In what is a compete reversal of the once frowned-upon practice of making personal calls from work, a further 19 per cent admit to doing so as a stop-gap measure within the first few months of starting up their business. Only four per cent set up a work landline when becoming self-employed.

The findings also showed that more women use their personal mobile numbers for work than men.

Of those who said they use personal mobiles for business almost all admitted to the outsourced communications provider Moneypenny that they have found themselves in a situation where they were unable to answer a call.

Joanna Swash of Moneypenny
Swash: it’s all in the call

For four in ten, this is at least a weekly occurrence. Seventeen per cent admit they find themselves in such a situation at least twice a week, 13 per cent three times a week and 7 per cent more than five times a week.

Furthermore, over half of them have been asked to provide a landline number and have had to explain that they don’t have one, something that applied to three in five younger business owners (aged 18 and 44), whereas only one in five of those aged 45 or over have too.

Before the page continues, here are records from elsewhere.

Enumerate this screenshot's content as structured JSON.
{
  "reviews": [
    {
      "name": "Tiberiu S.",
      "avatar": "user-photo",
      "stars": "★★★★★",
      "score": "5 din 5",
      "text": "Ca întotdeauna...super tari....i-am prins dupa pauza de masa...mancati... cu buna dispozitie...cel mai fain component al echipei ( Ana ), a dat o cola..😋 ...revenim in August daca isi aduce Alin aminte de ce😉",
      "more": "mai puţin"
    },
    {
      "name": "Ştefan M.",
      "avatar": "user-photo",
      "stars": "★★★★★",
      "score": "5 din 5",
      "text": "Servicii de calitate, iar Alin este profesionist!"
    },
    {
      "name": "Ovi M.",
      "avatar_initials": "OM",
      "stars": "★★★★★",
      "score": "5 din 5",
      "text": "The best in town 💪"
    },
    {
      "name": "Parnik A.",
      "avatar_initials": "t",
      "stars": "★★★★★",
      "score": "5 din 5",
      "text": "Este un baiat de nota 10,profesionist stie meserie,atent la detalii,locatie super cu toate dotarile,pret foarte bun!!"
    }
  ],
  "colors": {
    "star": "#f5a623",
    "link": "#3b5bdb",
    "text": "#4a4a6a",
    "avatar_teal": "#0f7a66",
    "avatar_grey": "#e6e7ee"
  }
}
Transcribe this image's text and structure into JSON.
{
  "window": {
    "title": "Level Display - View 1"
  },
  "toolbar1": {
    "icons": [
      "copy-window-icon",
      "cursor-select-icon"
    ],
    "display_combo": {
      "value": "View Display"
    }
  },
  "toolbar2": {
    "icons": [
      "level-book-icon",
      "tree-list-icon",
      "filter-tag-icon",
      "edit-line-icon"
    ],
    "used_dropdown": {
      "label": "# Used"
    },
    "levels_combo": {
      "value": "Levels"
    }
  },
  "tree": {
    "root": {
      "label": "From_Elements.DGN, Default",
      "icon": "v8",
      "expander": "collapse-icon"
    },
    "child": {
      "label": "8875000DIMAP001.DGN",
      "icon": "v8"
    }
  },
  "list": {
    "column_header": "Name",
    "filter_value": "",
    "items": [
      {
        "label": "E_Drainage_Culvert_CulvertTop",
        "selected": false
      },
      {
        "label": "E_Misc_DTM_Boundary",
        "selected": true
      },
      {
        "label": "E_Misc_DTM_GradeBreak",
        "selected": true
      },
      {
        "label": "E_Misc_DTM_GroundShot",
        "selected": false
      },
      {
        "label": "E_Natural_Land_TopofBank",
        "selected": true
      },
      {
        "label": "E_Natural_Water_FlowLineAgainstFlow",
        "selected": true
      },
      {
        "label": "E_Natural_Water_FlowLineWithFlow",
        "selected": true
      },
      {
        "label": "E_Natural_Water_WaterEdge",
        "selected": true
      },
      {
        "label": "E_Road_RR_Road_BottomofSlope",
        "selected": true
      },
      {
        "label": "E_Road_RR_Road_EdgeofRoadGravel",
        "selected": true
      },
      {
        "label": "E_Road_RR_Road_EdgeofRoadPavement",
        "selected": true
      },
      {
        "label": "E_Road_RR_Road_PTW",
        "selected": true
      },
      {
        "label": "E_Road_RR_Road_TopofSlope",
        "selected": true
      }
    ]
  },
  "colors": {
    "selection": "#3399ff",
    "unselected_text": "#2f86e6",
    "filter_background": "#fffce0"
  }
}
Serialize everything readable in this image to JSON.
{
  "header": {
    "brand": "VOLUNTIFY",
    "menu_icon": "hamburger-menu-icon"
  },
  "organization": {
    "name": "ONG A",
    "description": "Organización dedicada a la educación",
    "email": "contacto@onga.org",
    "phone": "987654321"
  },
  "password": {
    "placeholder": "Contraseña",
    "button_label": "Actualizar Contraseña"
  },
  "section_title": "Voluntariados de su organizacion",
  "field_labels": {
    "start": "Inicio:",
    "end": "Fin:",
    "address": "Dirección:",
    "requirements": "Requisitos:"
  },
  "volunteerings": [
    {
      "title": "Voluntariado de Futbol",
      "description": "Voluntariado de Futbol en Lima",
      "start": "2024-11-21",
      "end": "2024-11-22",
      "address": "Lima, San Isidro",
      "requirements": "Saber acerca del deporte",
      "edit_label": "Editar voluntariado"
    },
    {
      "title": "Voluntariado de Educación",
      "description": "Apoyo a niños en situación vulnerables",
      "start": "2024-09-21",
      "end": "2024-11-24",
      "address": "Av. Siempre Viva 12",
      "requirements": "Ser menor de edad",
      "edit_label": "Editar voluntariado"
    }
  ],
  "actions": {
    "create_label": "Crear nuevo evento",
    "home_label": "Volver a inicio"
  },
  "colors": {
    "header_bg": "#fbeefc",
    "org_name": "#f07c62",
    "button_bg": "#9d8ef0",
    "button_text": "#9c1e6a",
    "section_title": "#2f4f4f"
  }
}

The survey also focused on the way business owners and freelancers answer their phone, especially if using personal mobiles, with 31 per cent admitting to answering their phone without stating their business name.

Interestingly, the younger a self-employed person is, the more likely they are to change the way they answer the phone to sound more professional – 82 per cent of 18 to 24 year olds would make a conscious effort to answer the phone in a professional way. However, this dropped to 16 per cent among those aged 45 and over.

The young ones are more likely to set up a voicemail greeting that mentions the name of their business and almost half of those using a personal mobile for work say that a friend or family member has answered their phone to a customer or potential customer.

Joanna Swash, Global CEO of Moneypenny, said: “Whether you choose to have a landline number or not, the most important factor is the way you manage and conduct your calls.

“Answering the phone in a positive, polite and friendly manner will make the biggest impact on your customers and potential customers. Always state your name and the name of your business when answering calls and if you say you’ll ring back, be sure to do so”.